After widespread publicity of the story and mug shots splashed on local TV news and within social media channels some men either lost their jobs, were outed, were suicidal or were disowned by their families.
Some of the other men participated in a diversion program for misdemeanor offenses.
Pleasure Emporium in Hollywood followed similar patterns. Hollywood police arrested six men in February of 2018 and then 13 in July of that year after undercover detectives visited the business. SFGN file photo.
These operations beg the question for many: Are deputies ever on the lookout for men and women meeting in public and agreeing to have sex? Would an arrest happen if straight people were having sex in a bar bathroom or at night on the beach?
Smith recently told the Tampa Bay Times that the Tampa operation was a waste of taxpayer money, and a way for the sheriff’s office to criminalize gay sex.
“People rendezvousing in public places is so common a theme that everyone knows what Lover’s Lane is, Lookout Point and similar places,” Smith said. “If police run across a couple of spring breakers having sex in the dunes, they’re more likely to tell them to go home and get a room, not arrest them and humiliate them by putting their mug shots out in the public.”
Stings and raids targeting the LGBT community declined in the late 20th century. In the face of public outcry, police stopped frequently raiding gay bars and cruising stings became less common.
Experts say while police harassment is less systematic these days, it has never really gone away.
‘When it’s gay, it’s perverse’
Sean Kosofsky has worked on police misconduct and abuse in the LGBT community for many years, including with Smith at Equality Florida, who he calls a mentor.
He said that whenever a law enforcement agency decides to do a sting operation there are significant resources at play and it’s usually coming from the highest levels of the department.
“If there’s a chief of police or sheriff saying ‘I didn’t know,’ it’s bullshit,” he said.
He confirms that media outreach is always a part of the equation.
“Ask yourself why they are contacting the press. They want to pander to the public that they are going after perverts and deviants to make a big splash without using any bullets,” Kosofsky said.
He said an easy way for depleted departments to make money is through the enforcement of nuisance abatement laws — impound fees, court costs, etc. — because “they get to look like they are law and order without having to deal with violence.”
In addition, Kosofsky said many officers who are involved in the stings get promotions or cushier positions on the force.

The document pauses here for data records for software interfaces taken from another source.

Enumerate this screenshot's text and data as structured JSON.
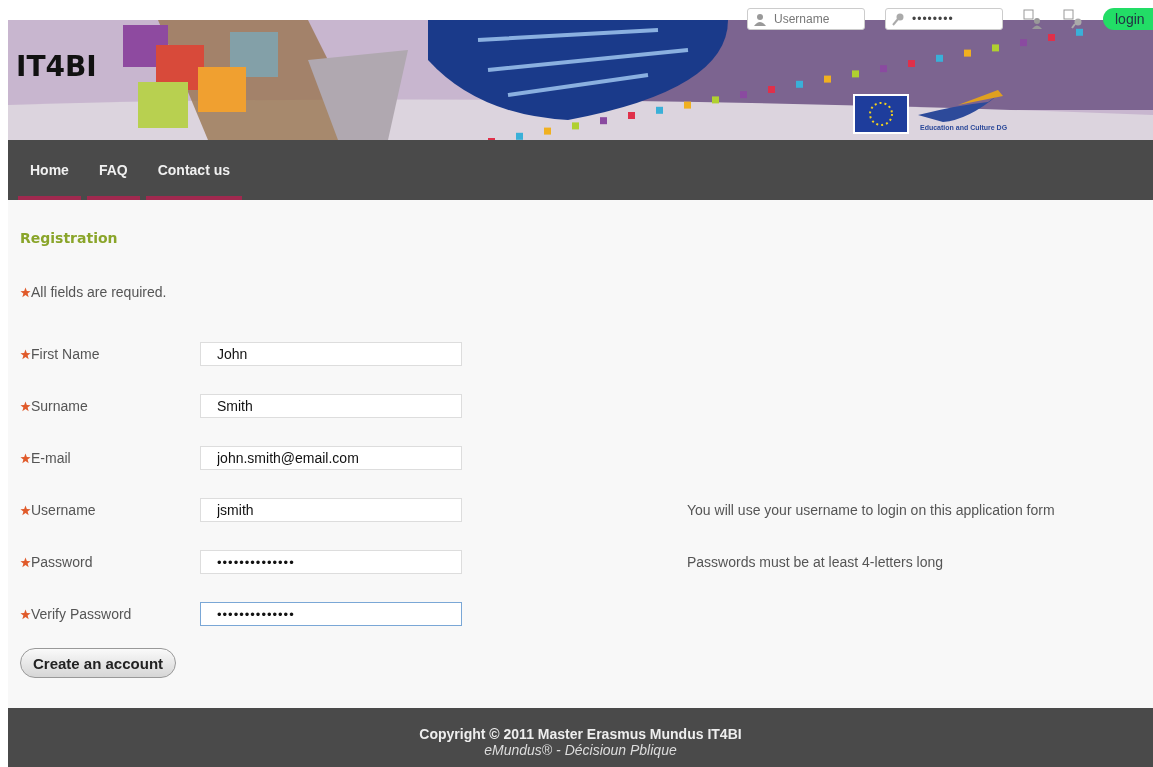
{
  "login_bar": {
    "username_placeholder": "Username",
    "password_value": "••••••••",
    "login_button": "login"
  },
  "header": {
    "logo": "IT4BI",
    "partner_caption": "Education and Culture DG"
  },
  "nav": [
    {
      "label": "Home"
    },
    {
      "label": "FAQ"
    },
    {
      "label": "Contact us"
    }
  ],
  "page_title": "Registration",
  "required_note": "All fields are required.",
  "fields": [
    {
      "kind": "text",
      "label": "First Name",
      "value": "John",
      "focused": false
    },
    {
      "kind": "text",
      "label": "Surname",
      "value": "Smith",
      "focused": false
    },
    {
      "kind": "text",
      "label": "E-mail",
      "value": "john.smith@email.com",
      "focused": false
    },
    {
      "kind": "text",
      "label": "Username",
      "value": "jsmith",
      "focused": false,
      "hint": "You will use your username to login on this application form"
    },
    {
      "kind": "password",
      "label": "Password",
      "value": "••••••••••••••",
      "focused": false,
      "hint": "Passwords must be at least 4-letters long"
    },
    {
      "kind": "password",
      "label": "Verify Password",
      "value": "••••••••••••••",
      "focused": true
    }
  ],
  "submit_button": "Create an account",
  "footer": {
    "copyright": "Copyright © 2011 Master Erasmus Mundus IT4BI",
    "credit": "eMundus® - Décisioun Pblique"
  }
}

“These [men] are non-violent offenders, there are no minors involved, no coercion, no force, no victims,” he said. “Police believe they can get away with it and that it’s popular [with the public].”
Kosofsky concurs with Smith that for straight people, public sex is glamorized and public intimacy is something to be celebrated.
“When it’s gay people, it’s perverse,” he said. “Those attitudes are what [police] are hoping will give them cover.”
He said most of the operations have become less common as sodomy laws were struck down and the gay marriage movement exploded.
So is homophobia simply an inherent part of law enforcement culture?
“I don’t know that these individual cops or chiefs are homophobic, but you can’t decide to go after gay men and not be on some level [as a department],” he said.
Kosofsky said the names for these operations are often described internally as “Bag-a-Fag,” and “Peter Patrol.”
Trying to find solutions, Kosofsky has presented specialized training in law enforcement, but he said the main strategy that’s worked most over the years is political pressure for the targeting to stop.
Kosofsky has been a lobbyist for several gay rights groups and currently consults nonprofit organizations through his NonProfit Fixer organization.
“Our movement started fighting cops at Stonewall and we’re still fighting cops,” he said. “Law enforcement is supposed to be there to protect and serve and that includes us. If they want to earn our community’s trust, stop arresting us for non-violent crimes.”